Whose Nest is This? (2009) is a fun nonfiction companion book to What Kinds of Seeds are These? (2006). Both follow a kid-friendly riddles-in-rhyme format. Of course, the verses in Nest focus on the nests of various birds, mammals, reptiles, fish, and insects, while the verses in Seeds describe various seeds and how they’re dispersed.
I know this is a hard question, but which verse/poem is your favorite?
Yes, it is terribly hard to single out one favorite stanza. It’s like asking a mother which child is her favorite. Perhaps the nest description that stands out to me is the one below because some readers may not think of insects as nest builders.
A papery place that’s fit for a queen,
It’s unlike most nests you have probably seen.
Each nursery chamber has six-sided walls.
One egg rests in each—there are hundreds in all.
What kind of nest is this?
A paper wasp’s nest or hive.
My favorite illustration? Honestly, all of Connie McLennan’s illustrations are fabulous. But one that really wows me is her colorful, vivid image of the Caribbean flamingo’s nest described as “a towering mud-mound that’s shaped like a cone.” You can’t ask for better!
Which poem did you struggle most with? And which flowed out most easily?
I wrestled and wrangled with the stanza describing the stickleback’s nest. You might say it was a sticky one! But eventually, with a little help from my editor, we resolved it. I absolutely love the results:
A hard-working papa, he won’t stop to rest.

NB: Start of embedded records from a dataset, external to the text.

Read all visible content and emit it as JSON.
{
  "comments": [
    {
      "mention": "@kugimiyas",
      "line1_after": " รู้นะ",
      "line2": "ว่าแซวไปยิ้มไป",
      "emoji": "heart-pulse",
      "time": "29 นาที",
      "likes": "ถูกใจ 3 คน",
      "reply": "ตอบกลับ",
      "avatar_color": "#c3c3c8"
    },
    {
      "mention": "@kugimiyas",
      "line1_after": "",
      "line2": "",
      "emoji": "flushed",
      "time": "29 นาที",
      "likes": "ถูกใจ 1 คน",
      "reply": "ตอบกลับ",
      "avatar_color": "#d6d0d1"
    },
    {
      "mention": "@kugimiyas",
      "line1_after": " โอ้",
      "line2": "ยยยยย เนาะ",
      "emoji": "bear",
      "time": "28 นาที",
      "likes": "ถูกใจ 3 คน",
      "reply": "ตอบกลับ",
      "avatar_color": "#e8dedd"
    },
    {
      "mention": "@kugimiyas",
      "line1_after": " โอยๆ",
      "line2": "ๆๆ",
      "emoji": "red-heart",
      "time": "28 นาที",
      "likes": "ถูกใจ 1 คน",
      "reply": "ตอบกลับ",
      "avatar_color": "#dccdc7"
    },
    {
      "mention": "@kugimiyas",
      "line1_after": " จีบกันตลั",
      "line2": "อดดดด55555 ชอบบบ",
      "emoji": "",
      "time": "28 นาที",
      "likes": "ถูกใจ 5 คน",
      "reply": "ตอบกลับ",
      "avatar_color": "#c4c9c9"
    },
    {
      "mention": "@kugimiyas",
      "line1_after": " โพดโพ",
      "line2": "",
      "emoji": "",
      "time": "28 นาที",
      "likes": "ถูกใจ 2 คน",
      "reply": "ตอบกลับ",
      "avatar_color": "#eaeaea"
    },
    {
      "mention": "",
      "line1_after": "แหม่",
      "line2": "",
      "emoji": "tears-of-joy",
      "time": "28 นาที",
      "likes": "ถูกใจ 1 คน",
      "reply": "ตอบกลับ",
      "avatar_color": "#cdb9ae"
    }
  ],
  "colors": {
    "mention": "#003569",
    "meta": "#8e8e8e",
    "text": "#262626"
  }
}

With bits of green algae, he forms a fluffed nest.
To hold it together, what does he do?
His body produces a waterproof “glue.”

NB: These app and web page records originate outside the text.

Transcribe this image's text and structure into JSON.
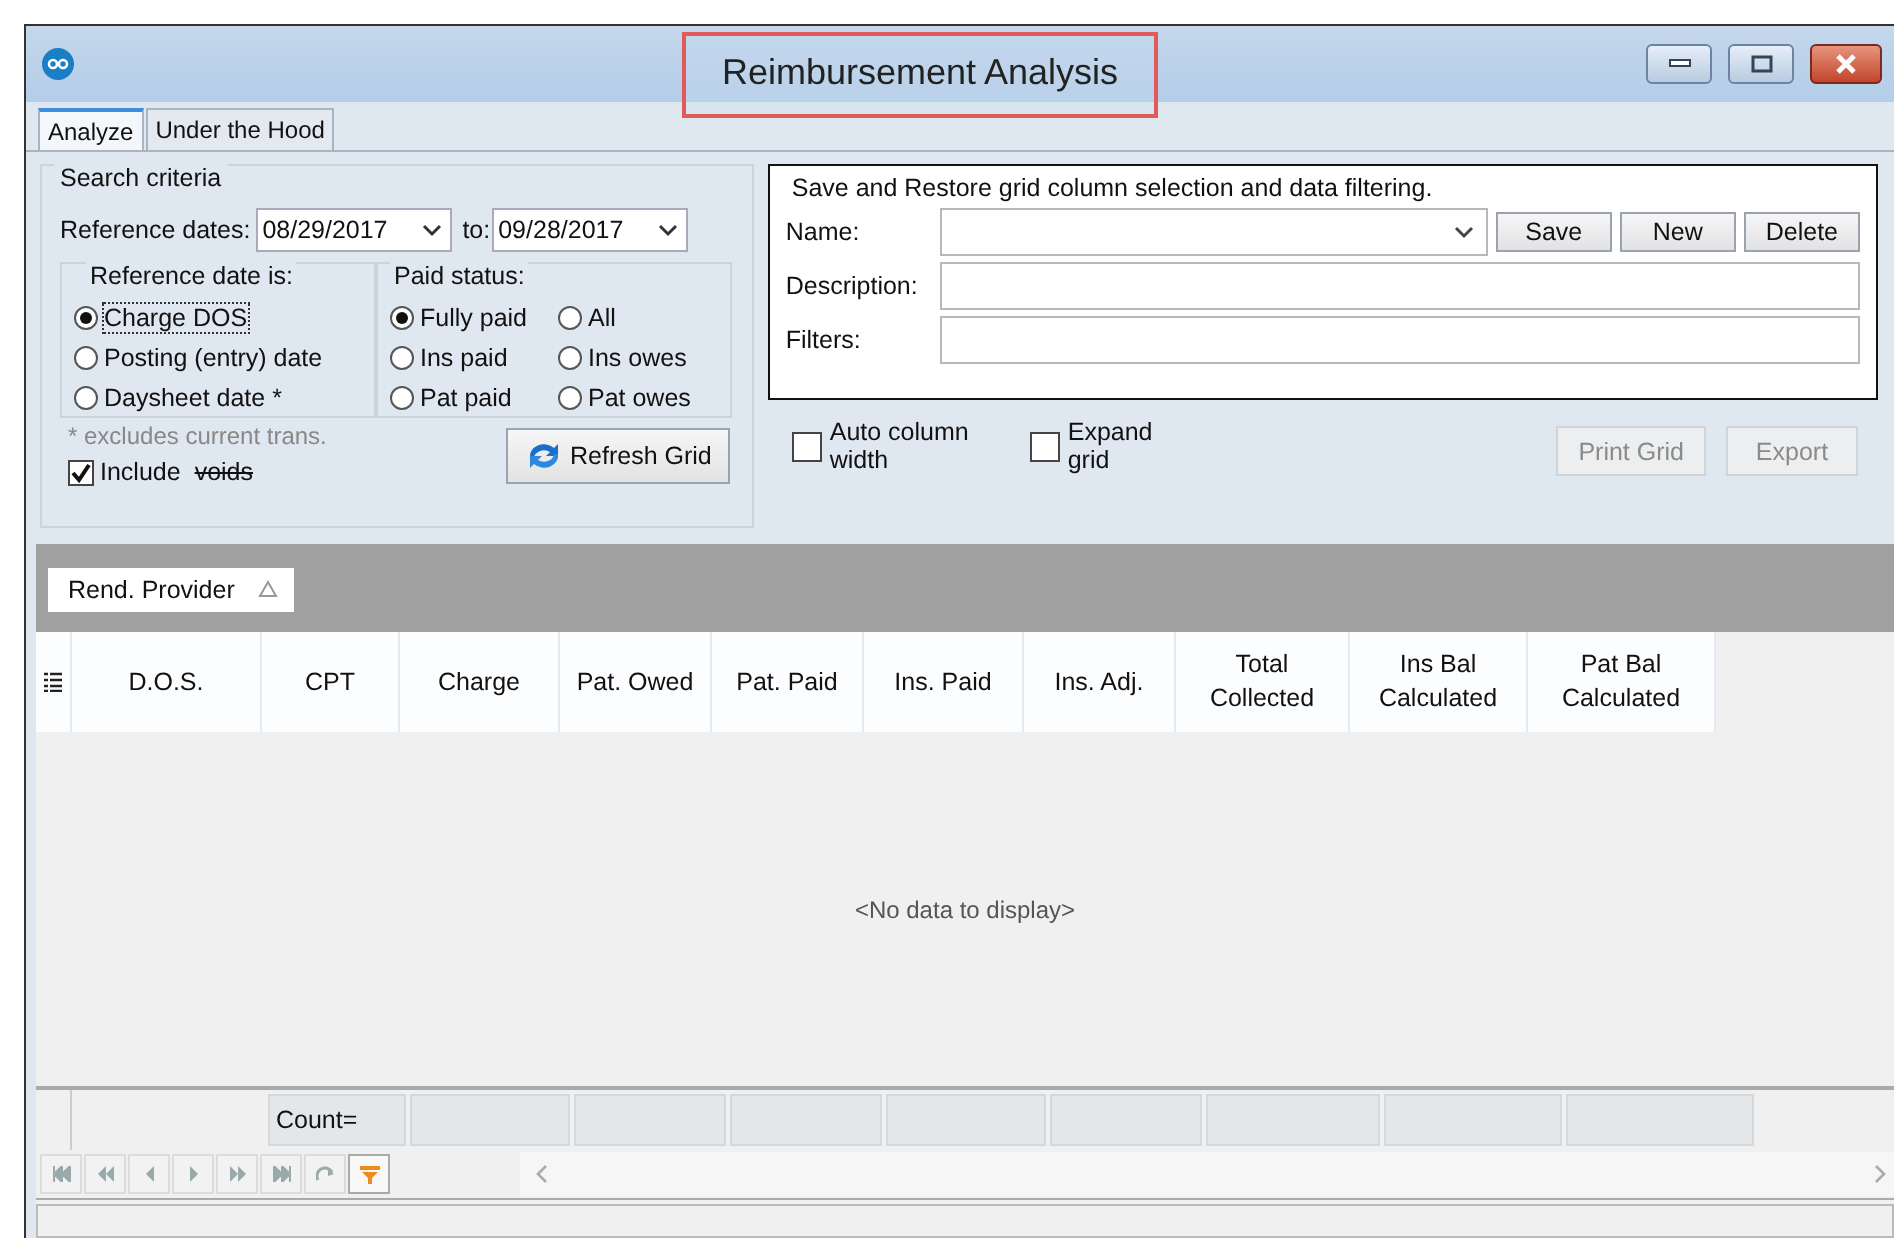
{
  "window": {
    "title": "Reimbursement Analysis"
  },
  "tabs": [
    {
      "label": "Analyze",
      "selected": true
    },
    {
      "label": "Under the Hood",
      "selected": false
    }
  ],
  "search_criteria": {
    "title": "Search criteria",
    "reference_dates_label": "Reference dates:",
    "from_date": "08/29/2017",
    "to_label": "to:",
    "to_date": "09/28/2017",
    "reference_date_is": {
      "title": "Reference date is:",
      "options": [
        {
          "label": "Charge DOS",
          "selected": true
        },
        {
          "label": "Posting (entry) date",
          "selected": false
        },
        {
          "label": "Daysheet date *",
          "selected": false
        }
      ]
    },
    "paid_status": {
      "title": "Paid status:",
      "options": [
        {
          "label": "Fully paid",
          "selected": true
        },
        {
          "label": "All",
          "selected": false
        },
        {
          "label": "Ins paid",
          "selected": false
        },
        {
          "label": "Ins owes",
          "selected": false
        },
        {
          "label": "Pat paid",
          "selected": false
        },
        {
          "label": "Pat owes",
          "selected": false
        }
      ]
    },
    "note": "* excludes current trans.",
    "include_voids": {
      "label": "Include",
      "struck_text": "voids",
      "checked": true
    },
    "refresh_button": "Refresh Grid"
  },
  "saved_layouts": {
    "title": "Save and Restore grid column selection and data filtering.",
    "name_label": "Name:",
    "buttons": [
      "Save",
      "New",
      "Delete"
    ],
    "description_label": "Description:",
    "filters_label": "Filters:"
  },
  "options": [
    {
      "label": "Auto column width",
      "checked": false
    },
    {
      "label": "Expand grid",
      "checked": false
    }
  ],
  "actions": [
    {
      "label": "Print Grid",
      "disabled": true
    },
    {
      "label": "Export",
      "disabled": true
    }
  ],
  "group_by": [
    {
      "label": "Rend. Provider"
    }
  ],
  "grid": {
    "columns": [
      {
        "label": "D.O.S."
      },
      {
        "label": "CPT",
        "summary": "Count="
      },
      {
        "label": "Charge"
      },
      {
        "label": "Pat. Owed"
      },
      {
        "label": "Pat. Paid"
      },
      {
        "label": "Ins. Paid"
      },
      {
        "label": "Ins. Adj."
      },
      {
        "label": "Total Collected"
      },
      {
        "label": "Ins Bal Calculated"
      },
      {
        "label": "Pat Bal Calculated"
      }
    ],
    "empty_text": "<No data to display>"
  }
}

What’s your favorite warmup for writing poetry?
Reading is my I.V. cure for writer’s block. Before I begin writing, I ingest delicious words and pictures from children’s poetry books and magazines. They refresh and inspire me. At some point, I can’t read another word; I’m compelled to sit down and try to “capture the magic.”
You’ve been published in so many of Lee Bennett Hopkins’ anthologies! And this is your third poetry/verse book, right? Any advice for unpublished poets who want to be where you are?

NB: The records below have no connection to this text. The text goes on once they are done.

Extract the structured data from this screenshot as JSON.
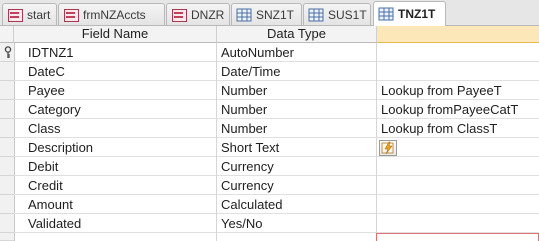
{
  "tabs": [
    {
      "label": "start",
      "kind": "form",
      "active": false
    },
    {
      "label": "frmNZAccts",
      "kind": "form",
      "active": false
    },
    {
      "label": "DNZR",
      "kind": "form",
      "active": false
    },
    {
      "label": "SNZ1T",
      "kind": "table",
      "active": false
    },
    {
      "label": "SUS1T",
      "kind": "table",
      "active": false
    },
    {
      "label": "TNZ1T",
      "kind": "table",
      "active": true
    }
  ],
  "grid": {
    "headers": {
      "field_name": "Field Name",
      "data_type": "Data Type",
      "description": ""
    },
    "rows": [
      {
        "field": "IDTNZ1",
        "type": "AutoNumber",
        "desc": "",
        "primary_key": true
      },
      {
        "field": "DateC",
        "type": "Date/Time",
        "desc": ""
      },
      {
        "field": "Payee",
        "type": "Number",
        "desc": "Lookup from PayeeT"
      },
      {
        "field": "Category",
        "type": "Number",
        "desc": "Lookup fromPayeeCatT"
      },
      {
        "field": "Class",
        "type": "Number",
        "desc": "Lookup from ClassT"
      },
      {
        "field": "Description",
        "type": "Short Text",
        "desc": ""
      },
      {
        "field": "Debit",
        "type": "Currency",
        "desc": ""
      },
      {
        "field": "Credit",
        "type": "Currency",
        "desc": ""
      },
      {
        "field": "Amount",
        "type": "Calculated",
        "desc": ""
      },
      {
        "field": "Validated",
        "type": "Yes/No",
        "desc": ""
      }
    ]
  },
  "colors": {
    "header_selected": "#fbe7b8",
    "form_icon": "#c1405a",
    "table_icon": "#4a6fa5"
  }
}
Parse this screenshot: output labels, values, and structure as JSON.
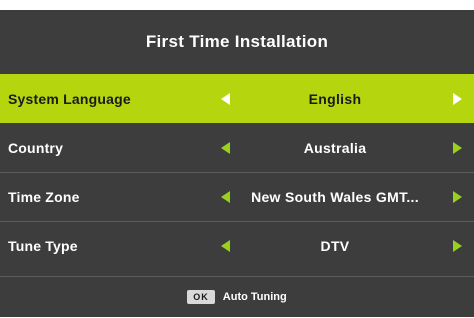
{
  "title": "First Time Installation",
  "settings": [
    {
      "label": "System Language",
      "value": "English"
    },
    {
      "label": "Country",
      "value": "Australia"
    },
    {
      "label": "Time Zone",
      "value": "New South Wales GMT..."
    },
    {
      "label": "Tune Type",
      "value": "DTV"
    }
  ],
  "footer": {
    "key": "OK",
    "action": "Auto Tuning"
  },
  "colors": {
    "highlight": "#b5d60e",
    "arrow": "#9ad11d",
    "background": "#3d3d3d"
  },
  "icons": {
    "left": "arrow-left-icon",
    "right": "arrow-right-icon"
  }
}
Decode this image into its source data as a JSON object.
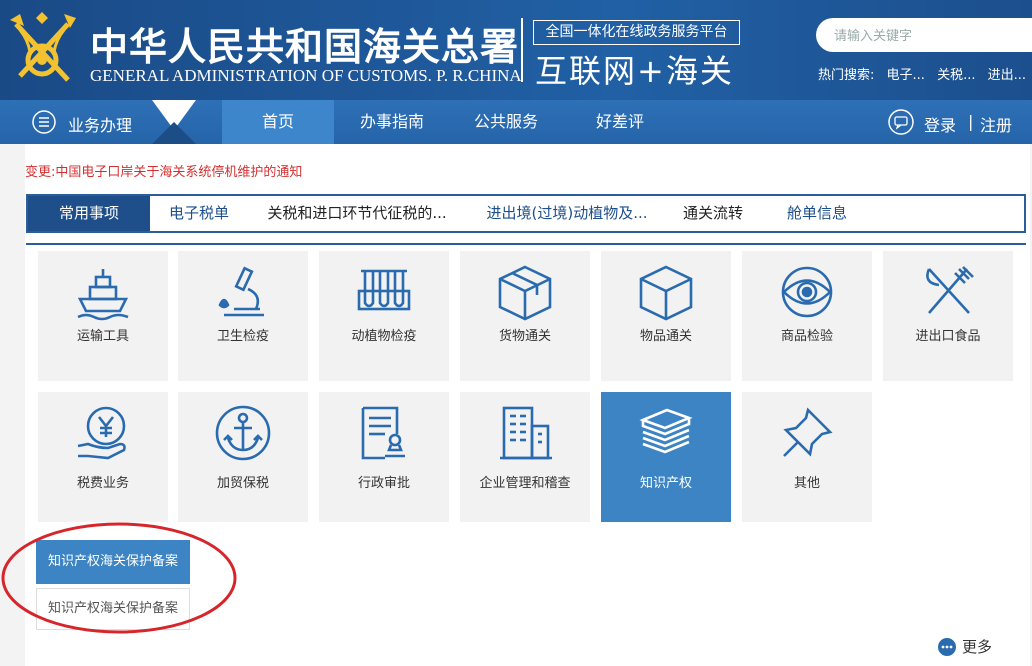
{
  "header": {
    "title_cn": "中华人民共和国海关总署",
    "title_en": "GENERAL ADMINISTRATION OF CUSTOMS. P. R.CHINA",
    "platform_title": "全国一体化在线政务服务平台",
    "platform_sub": "互联网+海关",
    "search_placeholder": "请输入关键字",
    "hot_search_label": "热门搜索:",
    "hot_search_items": [
      "电子...",
      "关税...",
      "进出..."
    ]
  },
  "nav": {
    "business_label": "业务办理",
    "items": [
      "首页",
      "办事指南",
      "公共服务",
      "好差评"
    ],
    "active_item": "首页",
    "login": "登录",
    "separator": "|",
    "register": "注册"
  },
  "notice": "变更:中国电子口岸关于海关系统停机维护的通知",
  "tabs": [
    "常用事项",
    "电子税单",
    "关税和进口环节代征税的...",
    "进出境(过境)动植物及...",
    "通关流转",
    "舱单信息"
  ],
  "tiles": [
    {
      "label": "运输工具",
      "icon": "ship-icon"
    },
    {
      "label": "卫生检疫",
      "icon": "microscope-icon"
    },
    {
      "label": "动植物检疫",
      "icon": "test-tubes-icon"
    },
    {
      "label": "货物通关",
      "icon": "cargo-box-icon"
    },
    {
      "label": "物品通关",
      "icon": "package-cube-icon"
    },
    {
      "label": "商品检验",
      "icon": "eye-icon"
    },
    {
      "label": "进出口食品",
      "icon": "fork-knife-icon"
    },
    {
      "label": "税费业务",
      "icon": "yen-coin-hand-icon"
    },
    {
      "label": "加贸保税",
      "icon": "anchor-icon"
    },
    {
      "label": "行政审批",
      "icon": "document-stamp-icon"
    },
    {
      "label": "企业管理和稽查",
      "icon": "building-icon"
    },
    {
      "label": "知识产权",
      "icon": "books-stack-icon"
    },
    {
      "label": "其他",
      "icon": "pushpin-icon"
    }
  ],
  "active_tile": "知识产权",
  "submenu": {
    "header": "知识产权海关保护备案",
    "items": [
      "知识产权海关保护备案"
    ]
  },
  "more_label": "更多",
  "colors": {
    "header_blue": "#1d4f8c",
    "nav_blue": "#2a6bb0",
    "active_blue": "#3c84c4",
    "notice_red": "#d32f2f",
    "annotation_red": "#d6262b"
  }
}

I’m happy to share a few tips for writing poetry! Here they are:
Have a clear idea of your message. Don’t let rhymes of convenience sidetrack you and muddle up the meaning of your poem.
Check facts. Never submit a poem that makes false statements, such as penguins live in the North Pole or that the sun revolves around Pluto.
Learn to revise. Rarely (never?) does a poem come out perfectly in the first draft. C. J. Cherryh says it best: "It is perfectly okay to write garbage—as long as you edit brilliantly."
Be succinct. New poets often write poems that are overly long, fat, and sluggish. Learn how to trim the flab. After writing your poem, go on a “Search and Destroy” mission to eliminate weedy words and phrases. Trim, tweak, twist, toy, cut, maneuver, manipulate, revise, and sometimes— start over. This is word-crafting at its best!
Read your poem aloud. Check it for clarity. Listen for alliteration, assonance, and a regular meter.
Set it aside. In baker’s terms, “Let the dough rise.” Then roll up your sleeves and review the poem again—word by word.
Use a dictionary. Check the thesaurus. Invest in a rhyming dictionary. Use these materials to help you select only the best words. Avoid trite, overused rhymes. Limit abstract words, as young readers may lose interest. Replace bland, colorless words with bright nouns and vivid verbs. Perk up your poem with kid-friendly language. Be concise and direct. Think pictures!
A good children’s poem contains a focused topic, kid-friendly vocabulary, fresh rhyme, sometimes meter, and—always—a dash of originality!
Thanks, Heidi! I’m so happy to see this book. It’s great for reading with any curious kid, and it would also be fantastic in the classroom.